If you saw the international trailer for the hand-drawn Japanese animated film, Giovanni’s Island, you may have been intrigued by its lovely animation and interesting premise – Russian and Japanese people live together on an island, post-World War II. You may also be wondering how an inhabitant of the U.S.A. could view this film in its entirety. Well, if you live in New York, viewing it will become possible very soon.
According to twitchfilm, Giovanni’s Island will screen “on March 22nd at the SVA Theatre,” also adding that “[it] will be the film’s international premiere.”
The film is showing as part of the the New York International Children’s Film Festival, which will take place in March from the 7th to the 30th, and feature several other international animated films including Ernest & Celestine, Aunt Hilda!, and Patema Inverted.
The Film Festival provides us with this plot summary of Giovanni’s Island:
Giovanni and Campanella, nicknamed after characters in the beloved Japanese novel Night on the Galactic Railroad, live a free-spirited island life, chasing each other along beach-side cliffs and endlessly dreaming about adventures on the Galactic Railroad.
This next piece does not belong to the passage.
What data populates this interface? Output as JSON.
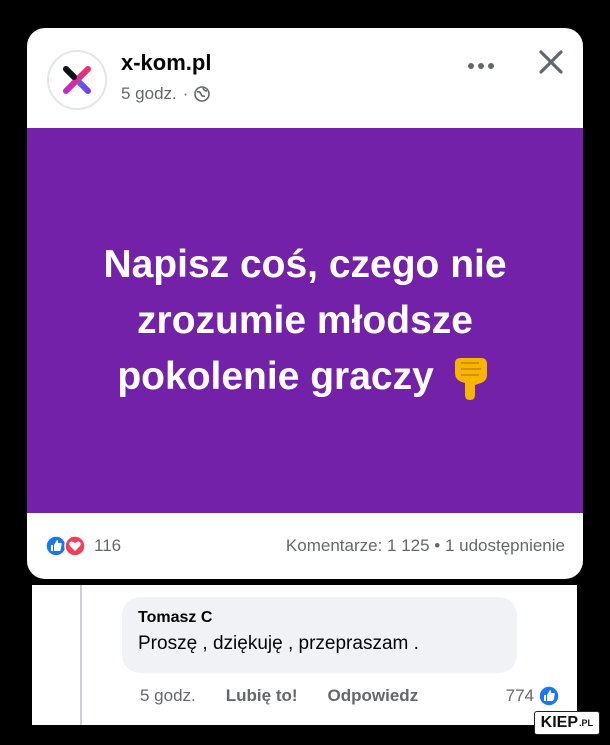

But when the Red army occupies their tiny island following Japan’s surrender, they are suddenly confronted with an influx of foreigners – including a peculiar and enticing new neighbor, the golden-haired Tanya, daughter of the Soviet commander. Learning about each other’s exotic and strange cuisines, music and language creates a quick bond for the children – even while the occupation brings on heavier implications for their families. An elegance and beauty permeates the hand-drawn animation and symphonic score of the film, creating a timeless drama where moments of emotional impact are tempered by animated flights of whimsy and fantasy, as the brothers prove much larger in spirit and strength than their rosy-cheeked, small frames would suggest.